However, the presented results are not only useful for youth workers and teachers. They are indispensable to review for every marketer to gain insights in the digital behavior of the young generation Y. In this short review one can find a few key figures and some critical reflections.


Multi-purpose devices as personal access to the world.

Young adults claim to watch at least 2 hours TV per day, surf the internet for an additional 2 hours, game for 1 hour, send 71 SMS’s on average and perform 2 phonecalls. The interesting part about these conclusions is that generation Y does not necessarily use respectively a TV, computer, game console or GSM to perform the abovementioned actions. The computer and GSM have become true multi-purpose devices (e.g. Internet, listening to music, watching videos, chat, email, sms, phone, social networking, gaming). In summary, young adults want 1 device that is able to perform multiple tasks, preferably at the same time. Interestingly, 89% of young adults consider their GSM to be a very personal device as they report to ‘never want to share it with others’. So even with young adults their mobile phone is considered to be the most personal communication channel of all. An interesting given for marketers who are experimenting with targeted mobile advertising.

Untapped marketing potential behind technology and price barriers

A smartphone is defined as a GSM that allows the user to access the Internet. Research showed that 81% of young adults own a smartphone (especially the cheaper models from Samsung and Nokia). However, this does not mean they can surf online. Only 33% uses his smartphone to access mobile Internet and 29% uses his smartphone to access social networks. The main reasons for these low percentages are: price of mobile data subscription (45%) and a too slow mobile internet connection (45%). If we look at these numbers from a distance we can state there exists a high willingness to be connected through mobile devices by young adults, but they feel restricted by external factors like price and technology. This probably also explains the low number of Twitter users in that age category (20%).

Obviously there is a huge potential for telco providers to assemble mobile data subscription packages specifically targeted at young adults. Additionally they can be a very critical, but appropriate test audience for new mobile technologies such as 4G, hotspots and peer-to-peer networks.

Favorite online communication channels identified.

Unsurprisingly, Facebook and Youtube are two of the most favourite websites visited by young adults and kids. Facebook is especially used for communicating with their network (creating content and conversations). This can take place in various formats: chatting, social gaming, webcam chat, etc. Youtube is mainly used to consume content. Important for marketers to know is that approximately 1 out of 3 young adults are friends with brands or organizations. In this context it is legit to mention that this research did not ask whether they are actively communicating with them. Moreover no questions were asked about their satisfaction level and type of conversation they are having with these brands or organizations.

Conclusion:  Belgian digital natives grounded in the brick & mortar world

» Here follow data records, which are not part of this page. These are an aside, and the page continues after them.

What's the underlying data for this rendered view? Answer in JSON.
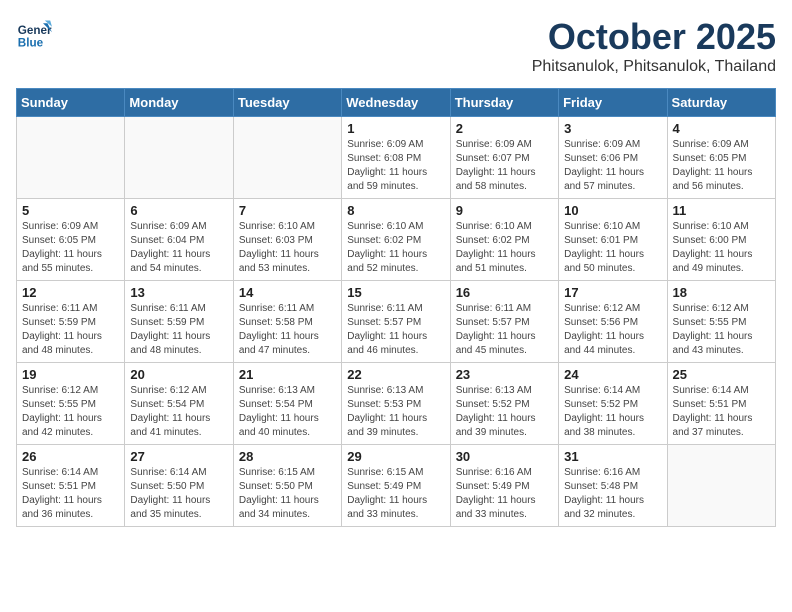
{
  "header": {
    "logo_line1": "General",
    "logo_line2": "Blue",
    "month": "October 2025",
    "location": "Phitsanulok, Phitsanulok, Thailand"
  },
  "weekdays": [
    "Sunday",
    "Monday",
    "Tuesday",
    "Wednesday",
    "Thursday",
    "Friday",
    "Saturday"
  ],
  "weeks": [
    [
      {
        "day": "",
        "info": ""
      },
      {
        "day": "",
        "info": ""
      },
      {
        "day": "",
        "info": ""
      },
      {
        "day": "1",
        "info": "Sunrise: 6:09 AM\nSunset: 6:08 PM\nDaylight: 11 hours\nand 59 minutes."
      },
      {
        "day": "2",
        "info": "Sunrise: 6:09 AM\nSunset: 6:07 PM\nDaylight: 11 hours\nand 58 minutes."
      },
      {
        "day": "3",
        "info": "Sunrise: 6:09 AM\nSunset: 6:06 PM\nDaylight: 11 hours\nand 57 minutes."
      },
      {
        "day": "4",
        "info": "Sunrise: 6:09 AM\nSunset: 6:05 PM\nDaylight: 11 hours\nand 56 minutes."
      }
    ],
    [
      {
        "day": "5",
        "info": "Sunrise: 6:09 AM\nSunset: 6:05 PM\nDaylight: 11 hours\nand 55 minutes."
      },
      {
        "day": "6",
        "info": "Sunrise: 6:09 AM\nSunset: 6:04 PM\nDaylight: 11 hours\nand 54 minutes."
      },
      {
        "day": "7",
        "info": "Sunrise: 6:10 AM\nSunset: 6:03 PM\nDaylight: 11 hours\nand 53 minutes."
      },
      {
        "day": "8",
        "info": "Sunrise: 6:10 AM\nSunset: 6:02 PM\nDaylight: 11 hours\nand 52 minutes."
      },
      {
        "day": "9",
        "info": "Sunrise: 6:10 AM\nSunset: 6:02 PM\nDaylight: 11 hours\nand 51 minutes."
      },
      {
        "day": "10",
        "info": "Sunrise: 6:10 AM\nSunset: 6:01 PM\nDaylight: 11 hours\nand 50 minutes."
      },
      {
        "day": "11",
        "info": "Sunrise: 6:10 AM\nSunset: 6:00 PM\nDaylight: 11 hours\nand 49 minutes."
      }
    ],
    [
      {
        "day": "12",
        "info": "Sunrise: 6:11 AM\nSunset: 5:59 PM\nDaylight: 11 hours\nand 48 minutes."
      },
      {
        "day": "13",
        "info": "Sunrise: 6:11 AM\nSunset: 5:59 PM\nDaylight: 11 hours\nand 48 minutes."
      },
      {
        "day": "14",
        "info": "Sunrise: 6:11 AM\nSunset: 5:58 PM\nDaylight: 11 hours\nand 47 minutes."
      },
      {
        "day": "15",
        "info": "Sunrise: 6:11 AM\nSunset: 5:57 PM\nDaylight: 11 hours\nand 46 minutes."
      },
      {
        "day": "16",
        "info": "Sunrise: 6:11 AM\nSunset: 5:57 PM\nDaylight: 11 hours\nand 45 minutes."
      },
      {
        "day": "17",
        "info": "Sunrise: 6:12 AM\nSunset: 5:56 PM\nDaylight: 11 hours\nand 44 minutes."
      },
      {
        "day": "18",
        "info": "Sunrise: 6:12 AM\nSunset: 5:55 PM\nDaylight: 11 hours\nand 43 minutes."
      }
    ],
    [
      {
        "day": "19",
        "info": "Sunrise: 6:12 AM\nSunset: 5:55 PM\nDaylight: 11 hours\nand 42 minutes."
      },
      {
        "day": "20",
        "info": "Sunrise: 6:12 AM\nSunset: 5:54 PM\nDaylight: 11 hours\nand 41 minutes."
      },
      {
        "day": "21",
        "info": "Sunrise: 6:13 AM\nSunset: 5:54 PM\nDaylight: 11 hours\nand 40 minutes."
      },
      {
        "day": "22",
        "info": "Sunrise: 6:13 AM\nSunset: 5:53 PM\nDaylight: 11 hours\nand 39 minutes."
      },
      {
        "day": "23",
        "info": "Sunrise: 6:13 AM\nSunset: 5:52 PM\nDaylight: 11 hours\nand 39 minutes."
      },
      {
        "day": "24",
        "info": "Sunrise: 6:14 AM\nSunset: 5:52 PM\nDaylight: 11 hours\nand 38 minutes."
      },
      {
        "day": "25",
        "info": "Sunrise: 6:14 AM\nSunset: 5:51 PM\nDaylight: 11 hours\nand 37 minutes."
      }
    ],
    [
      {
        "day": "26",
        "info": "Sunrise: 6:14 AM\nSunset: 5:51 PM\nDaylight: 11 hours\nand 36 minutes."
      },
      {
        "day": "27",
        "info": "Sunrise: 6:14 AM\nSunset: 5:50 PM\nDaylight: 11 hours\nand 35 minutes."
      },
      {
        "day": "28",
        "info": "Sunrise: 6:15 AM\nSunset: 5:50 PM\nDaylight: 11 hours\nand 34 minutes."
      },
      {
        "day": "29",
        "info": "Sunrise: 6:15 AM\nSunset: 5:49 PM\nDaylight: 11 hours\nand 33 minutes."
      },
      {
        "day": "30",
        "info": "Sunrise: 6:16 AM\nSunset: 5:49 PM\nDaylight: 11 hours\nand 33 minutes."
      },
      {
        "day": "31",
        "info": "Sunrise: 6:16 AM\nSunset: 5:48 PM\nDaylight: 11 hours\nand 32 minutes."
      },
      {
        "day": "",
        "info": ""
      }
    ]
  ]
}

In conclusion, the people we believe to be ‘digital natives’ may not be so digital after all because of external factors limiting them in their potential. It is the new marketer’s opportunity to target these generation Y youngsters with the appropriate marketing mix in order to let them reach their full potential. From a customer-centric point of view it would be recommended for telecom providers to join forces with brands and to develop e.g. a branded tailormade offering for these young adults. They should be given access to modern technologies in a way that fits them best. If we consider price as being a main influencer of the purchase decision of a mobile data subscription it might be an option to exchange data and customer insights for free mobile data. Therefore a change in the current mindset and innovative business model thinking is required.